Stem. - Square, usually one or two feet high. Leaves. - Opposite, oblong, lance-shaped or linear. Flowers. - Blue. Calyx. - Two-lipped, the upper lip with a small, helmet-like appendage which at once identifies this genus. Corolla. - Two-lipped, the upper lip arched, the lateral lobes mostly connected with the upper lip, the lower lip spreading and notched at the apex. Stamens. - Four, in pairs. Pistil. - One, with a two-lobed style.
The prettiest and most striking of this genus is the larger skull-cap, S. integrifolia, whose bright blue flowers are about one inch long, growing in terminal racemes. In June and July they may be found among the long grass of the roadsides and meadows. They are easily identified by the curious little appendage on the upper part of the calyx, which gives to this genus its common name.
Perhaps the best-known member of the group is the mad-dog skull-cap, S. lateriflora, which delights in wet places, bearing small, inconspicuous flowers in one-sided racemes. This plant is quite smooth, while that of S. integrifolia is rather downy. It was formerly believed to be a sure cure for hydrophobia.

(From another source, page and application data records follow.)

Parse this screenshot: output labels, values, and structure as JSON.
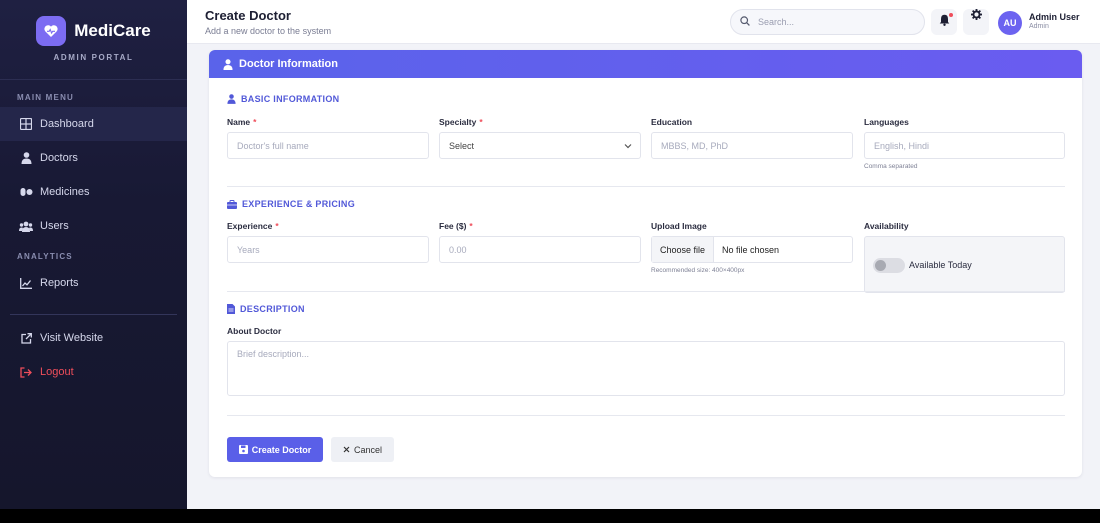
{
  "brand": {
    "name": "MediCare",
    "subtitle": "ADMIN PORTAL"
  },
  "sidebar": {
    "main_menu_label": "MAIN MENU",
    "analytics_label": "ANALYTICS",
    "items": [
      {
        "label": "Dashboard",
        "icon": "grid-icon"
      },
      {
        "label": "Doctors",
        "icon": "user-doctor-icon"
      },
      {
        "label": "Medicines",
        "icon": "pills-icon"
      },
      {
        "label": "Users",
        "icon": "users-icon"
      },
      {
        "label": "Reports",
        "icon": "chart-line-icon"
      },
      {
        "label": "Visit Website",
        "icon": "external-link-icon"
      },
      {
        "label": "Logout",
        "icon": "logout-icon"
      }
    ]
  },
  "header": {
    "title": "Create Doctor",
    "subtitle": "Add a new doctor to the system",
    "search_placeholder": "Search...",
    "user_initials": "AU",
    "user_name": "Admin User",
    "user_role": "Admin"
  },
  "card": {
    "title": "Doctor Information",
    "sections": {
      "basic": "BASIC INFORMATION",
      "experience": "EXPERIENCE & PRICING",
      "description": "DESCRIPTION"
    },
    "fields": {
      "name": {
        "label": "Name",
        "required": "*",
        "placeholder": "Doctor's full name"
      },
      "specialty": {
        "label": "Specialty",
        "required": "*",
        "value": "Select"
      },
      "education": {
        "label": "Education",
        "placeholder": "MBBS, MD, PhD"
      },
      "languages": {
        "label": "Languages",
        "placeholder": "English, Hindi",
        "hint": "Comma separated"
      },
      "experience": {
        "label": "Experience",
        "required": "*",
        "placeholder": "Years"
      },
      "fee": {
        "label": "Fee ($)",
        "required": "*",
        "placeholder": "0.00"
      },
      "upload": {
        "label": "Upload Image",
        "button": "Choose file",
        "file_status": "No file chosen",
        "hint": "Recommended size: 400×400px"
      },
      "availability": {
        "label": "Availability",
        "toggle_label": "Available Today",
        "toggle_on": false
      },
      "about": {
        "label": "About Doctor",
        "placeholder": "Brief description..."
      }
    },
    "buttons": {
      "create": "Create Doctor",
      "cancel": "Cancel"
    }
  },
  "colors": {
    "accent": "#5a5fe8",
    "sidebar_bg": "#1b1c38",
    "danger": "#ef4e5b"
  }
}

S. galericulata is usually found somewhat northward. Its flowers are much larger than those of S. lateriflora, but smaller than those of S. integrifolia. They grow singly from the axils of the upper leaves.